## Task to complete:
Everything in the listing below should be written out again exactly, except the pictures.
***
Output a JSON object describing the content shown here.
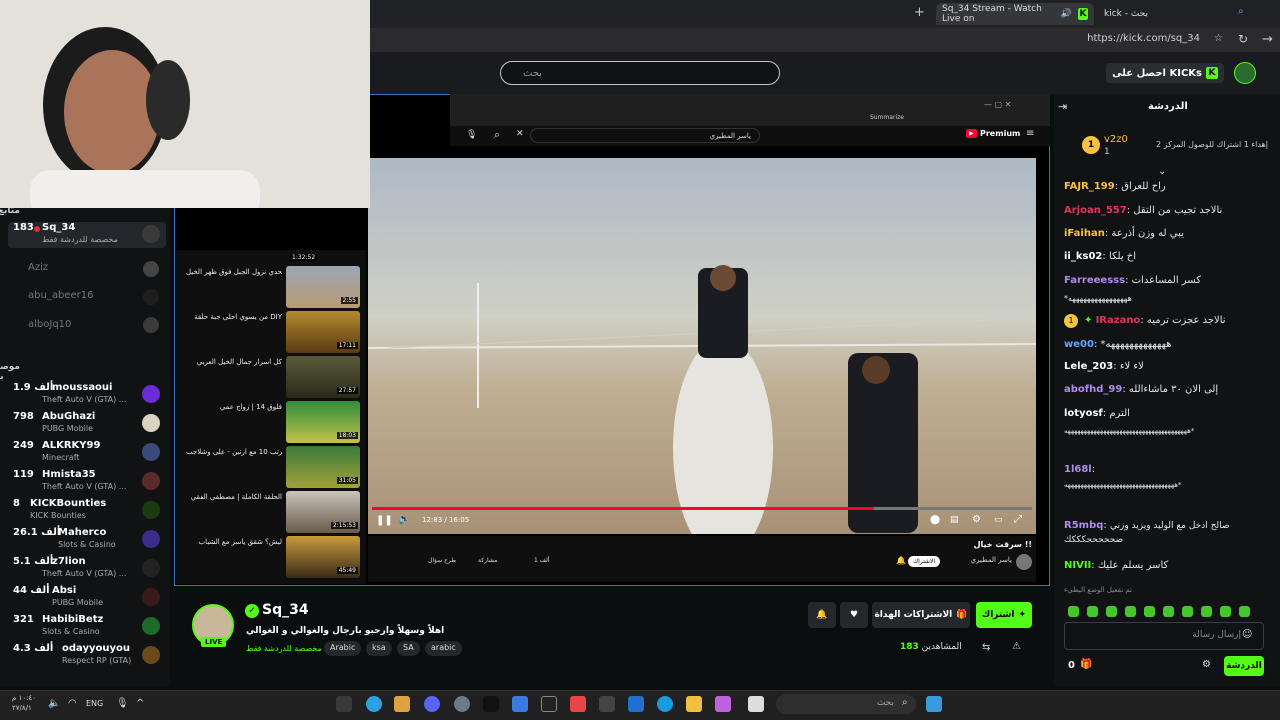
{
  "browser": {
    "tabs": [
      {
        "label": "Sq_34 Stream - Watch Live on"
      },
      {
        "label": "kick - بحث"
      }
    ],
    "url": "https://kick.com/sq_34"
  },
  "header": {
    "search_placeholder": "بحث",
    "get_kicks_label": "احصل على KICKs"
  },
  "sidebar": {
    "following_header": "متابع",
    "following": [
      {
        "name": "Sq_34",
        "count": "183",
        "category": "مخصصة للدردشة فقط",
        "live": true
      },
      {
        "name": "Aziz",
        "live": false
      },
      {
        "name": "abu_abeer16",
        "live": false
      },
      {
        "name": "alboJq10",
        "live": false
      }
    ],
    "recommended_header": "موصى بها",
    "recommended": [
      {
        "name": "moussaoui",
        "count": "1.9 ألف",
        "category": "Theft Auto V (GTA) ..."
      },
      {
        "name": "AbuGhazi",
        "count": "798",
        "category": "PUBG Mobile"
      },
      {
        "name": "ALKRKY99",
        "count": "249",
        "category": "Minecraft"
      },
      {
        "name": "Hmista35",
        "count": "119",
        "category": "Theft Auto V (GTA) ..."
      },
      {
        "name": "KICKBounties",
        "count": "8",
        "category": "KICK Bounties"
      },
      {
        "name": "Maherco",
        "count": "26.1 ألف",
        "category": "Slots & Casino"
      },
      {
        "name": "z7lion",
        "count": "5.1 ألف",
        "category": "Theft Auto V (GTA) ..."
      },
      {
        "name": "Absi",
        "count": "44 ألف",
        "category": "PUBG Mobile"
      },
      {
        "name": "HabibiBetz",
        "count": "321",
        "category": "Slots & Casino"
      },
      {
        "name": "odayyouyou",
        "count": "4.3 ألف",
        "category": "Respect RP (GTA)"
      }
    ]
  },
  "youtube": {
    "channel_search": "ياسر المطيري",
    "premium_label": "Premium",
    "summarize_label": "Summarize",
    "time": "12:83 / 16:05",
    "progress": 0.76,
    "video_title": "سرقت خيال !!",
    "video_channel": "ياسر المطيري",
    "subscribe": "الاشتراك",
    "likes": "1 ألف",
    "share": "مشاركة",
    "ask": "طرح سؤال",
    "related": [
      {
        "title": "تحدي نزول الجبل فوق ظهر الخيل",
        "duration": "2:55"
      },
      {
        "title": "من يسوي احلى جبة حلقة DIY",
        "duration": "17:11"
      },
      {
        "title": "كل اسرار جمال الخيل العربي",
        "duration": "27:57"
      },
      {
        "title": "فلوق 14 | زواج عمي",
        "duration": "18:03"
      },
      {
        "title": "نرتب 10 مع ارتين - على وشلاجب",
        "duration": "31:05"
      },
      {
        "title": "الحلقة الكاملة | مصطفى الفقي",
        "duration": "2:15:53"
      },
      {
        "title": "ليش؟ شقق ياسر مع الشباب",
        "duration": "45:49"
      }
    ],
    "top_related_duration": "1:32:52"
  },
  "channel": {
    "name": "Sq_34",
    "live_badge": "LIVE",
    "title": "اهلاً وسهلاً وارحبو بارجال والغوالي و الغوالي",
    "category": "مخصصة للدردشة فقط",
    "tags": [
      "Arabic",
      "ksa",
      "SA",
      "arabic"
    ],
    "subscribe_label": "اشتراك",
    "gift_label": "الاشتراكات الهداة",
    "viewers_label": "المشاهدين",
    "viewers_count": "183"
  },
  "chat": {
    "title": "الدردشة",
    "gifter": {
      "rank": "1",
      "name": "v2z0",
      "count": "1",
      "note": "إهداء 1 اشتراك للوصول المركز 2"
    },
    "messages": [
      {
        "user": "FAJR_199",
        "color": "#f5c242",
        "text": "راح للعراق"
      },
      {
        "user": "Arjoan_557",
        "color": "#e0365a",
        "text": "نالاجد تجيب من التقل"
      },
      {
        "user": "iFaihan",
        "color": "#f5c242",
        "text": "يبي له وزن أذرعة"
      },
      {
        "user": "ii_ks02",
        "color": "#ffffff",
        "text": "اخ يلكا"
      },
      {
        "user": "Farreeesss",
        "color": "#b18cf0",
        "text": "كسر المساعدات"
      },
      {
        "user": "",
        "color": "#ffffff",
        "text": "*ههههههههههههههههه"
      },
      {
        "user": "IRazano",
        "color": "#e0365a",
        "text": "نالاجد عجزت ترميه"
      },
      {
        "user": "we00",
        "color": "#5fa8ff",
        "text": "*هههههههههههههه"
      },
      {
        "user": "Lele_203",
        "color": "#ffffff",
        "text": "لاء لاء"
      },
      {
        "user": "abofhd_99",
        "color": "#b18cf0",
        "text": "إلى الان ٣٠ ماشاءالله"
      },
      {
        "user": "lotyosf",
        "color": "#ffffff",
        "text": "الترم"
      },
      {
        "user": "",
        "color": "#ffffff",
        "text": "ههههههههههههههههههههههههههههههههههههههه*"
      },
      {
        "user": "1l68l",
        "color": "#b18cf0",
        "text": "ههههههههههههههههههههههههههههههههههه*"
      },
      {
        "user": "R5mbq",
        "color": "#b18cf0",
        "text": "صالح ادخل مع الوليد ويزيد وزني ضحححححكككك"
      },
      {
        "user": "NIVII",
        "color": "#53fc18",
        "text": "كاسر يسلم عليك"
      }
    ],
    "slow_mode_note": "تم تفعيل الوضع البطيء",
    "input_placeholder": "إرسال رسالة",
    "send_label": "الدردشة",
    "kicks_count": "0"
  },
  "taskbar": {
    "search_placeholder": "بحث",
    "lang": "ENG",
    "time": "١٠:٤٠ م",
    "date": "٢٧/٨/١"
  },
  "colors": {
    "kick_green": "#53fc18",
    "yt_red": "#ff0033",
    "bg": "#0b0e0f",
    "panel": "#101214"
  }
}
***
## Exercise response:
Output a JSON object describing the content shown here.
{
  "browser": {
    "tabs": [
      {
        "label": "Sq_34 Stream - Watch Live on"
      },
      {
        "label": "kick - بحث"
      }
    ],
    "url": "https://kick.com/sq_34"
  },
  "header": {
    "search_placeholder": "بحث",
    "get_kicks_label": "احصل على KICKs"
  },
  "sidebar": {
    "following_header": "متابع",
    "following": [
      {
        "name": "Sq_34",
        "count": "183",
        "category": "مخصصة للدردشة فقط",
        "live": true
      },
      {
        "name": "Aziz",
        "live": false
      },
      {
        "name": "abu_abeer16",
        "live": false
      },
      {
        "name": "alboJq10",
        "live": false
      }
    ],
    "recommended_header": "موصى بها",
    "recommended": [
      {
        "name": "moussaoui",
        "count": "1.9 ألف",
        "category": "Theft Auto V (GTA) ..."
      },
      {
        "name": "AbuGhazi",
        "count": "798",
        "category": "PUBG Mobile"
      },
      {
        "name": "ALKRKY99",
        "count": "249",
        "category": "Minecraft"
      },
      {
        "name": "Hmista35",
        "count": "119",
        "category": "Theft Auto V (GTA) ..."
      },
      {
        "name": "KICKBounties",
        "count": "8",
        "category": "KICK Bounties"
      },
      {
        "name": "Maherco",
        "count": "26.1 ألف",
        "category": "Slots & Casino"
      },
      {
        "name": "z7lion",
        "count": "5.1 ألف",
        "category": "Theft Auto V (GTA) ..."
      },
      {
        "name": "Absi",
        "count": "44 ألف",
        "category": "PUBG Mobile"
      },
      {
        "name": "HabibiBetz",
        "count": "321",
        "category": "Slots & Casino"
      },
      {
        "name": "odayyouyou",
        "count": "4.3 ألف",
        "category": "Respect RP (GTA)"
      }
    ]
  },
  "youtube": {
    "channel_search": "ياسر المطيري",
    "premium_label": "Premium",
    "summarize_label": "Summarize",
    "time": "12:83 / 16:05",
    "progress": 0.76,
    "video_title": "سرقت خيال !!",
    "video_channel": "ياسر المطيري",
    "subscribe": "الاشتراك",
    "likes": "1 ألف",
    "share": "مشاركة",
    "ask": "طرح سؤال",
    "related": [
      {
        "title": "تحدي نزول الجبل فوق ظهر الخيل",
        "duration": "2:55"
      },
      {
        "title": "من يسوي احلى جبة حلقة DIY",
        "duration": "17:11"
      },
      {
        "title": "كل اسرار جمال الخيل العربي",
        "duration": "27:57"
      },
      {
        "title": "فلوق 14 | زواج عمي",
        "duration": "18:03"
      },
      {
        "title": "نرتب 10 مع ارتين - على وشلاجب",
        "duration": "31:05"
      },
      {
        "title": "الحلقة الكاملة | مصطفى الفقي",
        "duration": "2:15:53"
      },
      {
        "title": "ليش؟ شقق ياسر مع الشباب",
        "duration": "45:49"
      }
    ],
    "top_related_duration": "1:32:52"
  },
  "channel": {
    "name": "Sq_34",
    "live_badge": "LIVE",
    "title": "اهلاً وسهلاً وارحبو بارجال والغوالي و الغوالي",
    "category": "مخصصة للدردشة فقط",
    "tags": [
      "Arabic",
      "ksa",
      "SA",
      "arabic"
    ],
    "subscribe_label": "اشتراك",
    "gift_label": "الاشتراكات الهداة",
    "viewers_label": "المشاهدين",
    "viewers_count": "183"
  },
  "chat": {
    "title": "الدردشة",
    "gifter": {
      "rank": "1",
      "name": "v2z0",
      "count": "1",
      "note": "إهداء 1 اشتراك للوصول المركز 2"
    },
    "messages": [
      {
        "user": "FAJR_199",
        "color": "#f5c242",
        "text": "راح للعراق"
      },
      {
        "user": "Arjoan_557",
        "color": "#e0365a",
        "text": "نالاجد تجيب من التقل"
      },
      {
        "user": "iFaihan",
        "color": "#f5c242",
        "text": "يبي له وزن أذرعة"
      },
      {
        "user": "ii_ks02",
        "color": "#ffffff",
        "text": "اخ يلكا"
      },
      {
        "user": "Farreeesss",
        "color": "#b18cf0",
        "text": "كسر المساعدات"
      },
      {
        "user": "",
        "color": "#ffffff",
        "text": "*ههههههههههههههههه"
      },
      {
        "user": "IRazano",
        "color": "#e0365a",
        "text": "نالاجد عجزت ترميه"
      },
      {
        "user": "we00",
        "color": "#5fa8ff",
        "text": "*هههههههههههههه"
      },
      {
        "user": "Lele_203",
        "color": "#ffffff",
        "text": "لاء لاء"
      },
      {
        "user": "abofhd_99",
        "color": "#b18cf0",
        "text": "إلى الان ٣٠ ماشاءالله"
      },
      {
        "user": "lotyosf",
        "color": "#ffffff",
        "text": "الترم"
      },
      {
        "user": "",
        "color": "#ffffff",
        "text": "ههههههههههههههههههههههههههههههههههههههه*"
      },
      {
        "user": "1l68l",
        "color": "#b18cf0",
        "text": "ههههههههههههههههههههههههههههههههههه*"
      },
      {
        "user": "R5mbq",
        "color": "#b18cf0",
        "text": "صالح ادخل مع الوليد ويزيد وزني ضحححححكككك"
      },
      {
        "user": "NIVII",
        "color": "#53fc18",
        "text": "كاسر يسلم عليك"
      }
    ],
    "slow_mode_note": "تم تفعيل الوضع البطيء",
    "input_placeholder": "إرسال رسالة",
    "send_label": "الدردشة",
    "kicks_count": "0"
  },
  "taskbar": {
    "search_placeholder": "بحث",
    "lang": "ENG",
    "time": "١٠:٤٠ م",
    "date": "٢٧/٨/١"
  },
  "colors": {
    "kick_green": "#53fc18",
    "yt_red": "#ff0033",
    "bg": "#0b0e0f",
    "panel": "#101214"
  }
}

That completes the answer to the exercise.